An off-centre pitched roof tops this house in Los Angeles' Venice Beach, which was designed by local studio Electric Bowery to include outdoor kitchen, living and dining areas.
Architecture studio Electric Bowery designed the Amoroso Residence for a secluded enclave in Venice Beach, a coastal city in the Los Angeles metro area. It is located on one of the historic pedestrian-only streets, known as walk streets.
The residence features a roof with an asymmetric pitch. Its exterior is covered in vertical strips of cedar intended to reference the wooden cladding and gabled porches of the surrounding one-storey bungalows, built during the Arts & Crafts movement of the early 20th century.
"The project is built on one of Venice's historic walk streets, and we worked closely with the walk-street committee to gain their support of a design that is modern, but comprised of warm, natural materials with a pitched roof that gives reference to the bungalow character of the neighbourhood," the architects told Dezeen.
The studio designed the house with a series of outdoor spaces to make the most of its peaceful location, including a large roof terrace, which offers views of the nearby marina. It is fitted with kitchen and a long, dark wooden dining table.
At the rear of the residence, floor-to-ceiling sliding glass doors opens from the ground-floor lounge to a sunken wooden deck, which features sofas and planting.
Another terrace above the lounge is partially sheltered by the roof frame and accessed by the master bedroom.

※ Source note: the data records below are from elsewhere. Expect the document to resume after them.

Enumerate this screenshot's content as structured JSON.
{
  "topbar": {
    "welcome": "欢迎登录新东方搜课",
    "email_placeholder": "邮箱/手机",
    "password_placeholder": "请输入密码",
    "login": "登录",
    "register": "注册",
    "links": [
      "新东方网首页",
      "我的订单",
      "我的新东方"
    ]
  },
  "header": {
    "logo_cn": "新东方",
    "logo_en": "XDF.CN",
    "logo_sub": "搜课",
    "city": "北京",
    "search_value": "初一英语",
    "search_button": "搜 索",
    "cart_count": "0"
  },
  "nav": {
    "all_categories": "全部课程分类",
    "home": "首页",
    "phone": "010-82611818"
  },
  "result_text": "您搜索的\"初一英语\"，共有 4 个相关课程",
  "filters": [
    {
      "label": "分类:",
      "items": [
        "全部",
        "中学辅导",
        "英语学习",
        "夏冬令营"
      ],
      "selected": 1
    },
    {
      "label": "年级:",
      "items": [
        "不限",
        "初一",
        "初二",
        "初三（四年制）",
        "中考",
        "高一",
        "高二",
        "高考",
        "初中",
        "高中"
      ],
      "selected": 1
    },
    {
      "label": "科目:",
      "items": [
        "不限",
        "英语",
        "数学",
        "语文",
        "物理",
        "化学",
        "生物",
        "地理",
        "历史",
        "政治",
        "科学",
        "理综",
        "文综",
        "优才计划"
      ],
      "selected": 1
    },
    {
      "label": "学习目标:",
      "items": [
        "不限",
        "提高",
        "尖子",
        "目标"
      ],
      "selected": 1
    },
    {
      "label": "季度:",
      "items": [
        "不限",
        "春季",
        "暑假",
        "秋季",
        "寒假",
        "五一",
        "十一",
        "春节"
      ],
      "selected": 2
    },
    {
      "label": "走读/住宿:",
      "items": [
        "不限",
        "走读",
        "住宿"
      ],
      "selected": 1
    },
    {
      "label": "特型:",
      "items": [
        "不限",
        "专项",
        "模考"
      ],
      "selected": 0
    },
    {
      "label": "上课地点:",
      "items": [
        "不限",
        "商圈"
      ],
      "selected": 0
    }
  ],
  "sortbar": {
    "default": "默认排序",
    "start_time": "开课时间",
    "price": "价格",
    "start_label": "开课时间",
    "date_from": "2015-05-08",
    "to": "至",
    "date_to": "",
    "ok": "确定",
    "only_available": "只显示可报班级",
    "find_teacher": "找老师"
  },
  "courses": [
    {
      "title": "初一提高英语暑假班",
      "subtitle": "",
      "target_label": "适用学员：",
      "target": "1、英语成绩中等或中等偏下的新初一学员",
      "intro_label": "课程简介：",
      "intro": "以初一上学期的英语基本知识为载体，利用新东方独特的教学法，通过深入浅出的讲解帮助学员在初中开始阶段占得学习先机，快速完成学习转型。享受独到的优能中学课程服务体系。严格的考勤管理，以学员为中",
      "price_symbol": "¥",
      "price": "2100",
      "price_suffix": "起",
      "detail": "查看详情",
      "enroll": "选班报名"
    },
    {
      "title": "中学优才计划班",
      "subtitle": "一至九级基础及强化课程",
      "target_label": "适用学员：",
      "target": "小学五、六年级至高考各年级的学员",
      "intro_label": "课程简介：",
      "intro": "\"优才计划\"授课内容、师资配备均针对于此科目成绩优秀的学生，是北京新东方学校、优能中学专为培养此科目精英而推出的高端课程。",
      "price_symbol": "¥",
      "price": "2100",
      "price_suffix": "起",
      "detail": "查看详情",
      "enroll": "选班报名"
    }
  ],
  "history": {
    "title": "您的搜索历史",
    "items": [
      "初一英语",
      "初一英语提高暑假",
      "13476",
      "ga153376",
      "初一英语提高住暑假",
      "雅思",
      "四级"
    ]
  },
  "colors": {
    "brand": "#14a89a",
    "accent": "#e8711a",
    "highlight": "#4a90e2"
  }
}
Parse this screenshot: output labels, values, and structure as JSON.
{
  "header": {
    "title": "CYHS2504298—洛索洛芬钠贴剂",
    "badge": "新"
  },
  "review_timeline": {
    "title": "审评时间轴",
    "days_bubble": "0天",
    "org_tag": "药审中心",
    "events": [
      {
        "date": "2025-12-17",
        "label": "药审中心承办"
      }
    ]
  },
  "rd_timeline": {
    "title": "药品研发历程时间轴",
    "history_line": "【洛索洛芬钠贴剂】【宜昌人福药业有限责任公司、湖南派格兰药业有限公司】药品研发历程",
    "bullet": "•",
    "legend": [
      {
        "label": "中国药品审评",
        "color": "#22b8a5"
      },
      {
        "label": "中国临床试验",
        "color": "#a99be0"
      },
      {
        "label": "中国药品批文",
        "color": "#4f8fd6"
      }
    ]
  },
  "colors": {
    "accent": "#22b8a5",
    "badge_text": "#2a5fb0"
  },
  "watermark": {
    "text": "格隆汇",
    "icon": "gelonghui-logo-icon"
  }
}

Dark wooden decking on the floors of these outdoor spaces offers a contrast to the paler timber cladding and is intended to complement the hues found in the gardens of the walk street.
The architects chose a simple material palette for the inside of the residence, including concrete floors and white-painted walls.
In the open-plan kitchen, living and dining room, the wooden kitchen island is topped with a white counter. It is slightly extended to provide a dining area with wicker stools for seating.
The concrete staircase leads behind the kitchen area up to the top floor, which features pale oak flooring and houses the bedrooms and bathrooms.
On this level, the master bedroom is left open to make the most of the pitched roof height. An abundance of natural light is brought in through windows slotted high up.
Rather than using a wall that would block light, the architects fitted a low partition to separate the bedroom from the en-suite bathroom.
Other recently completed houses in California include a modernist Beverly Hills home designed for an art collector and a country retreat by Turnbull Griffin Haesloop, which features an outdoor living room.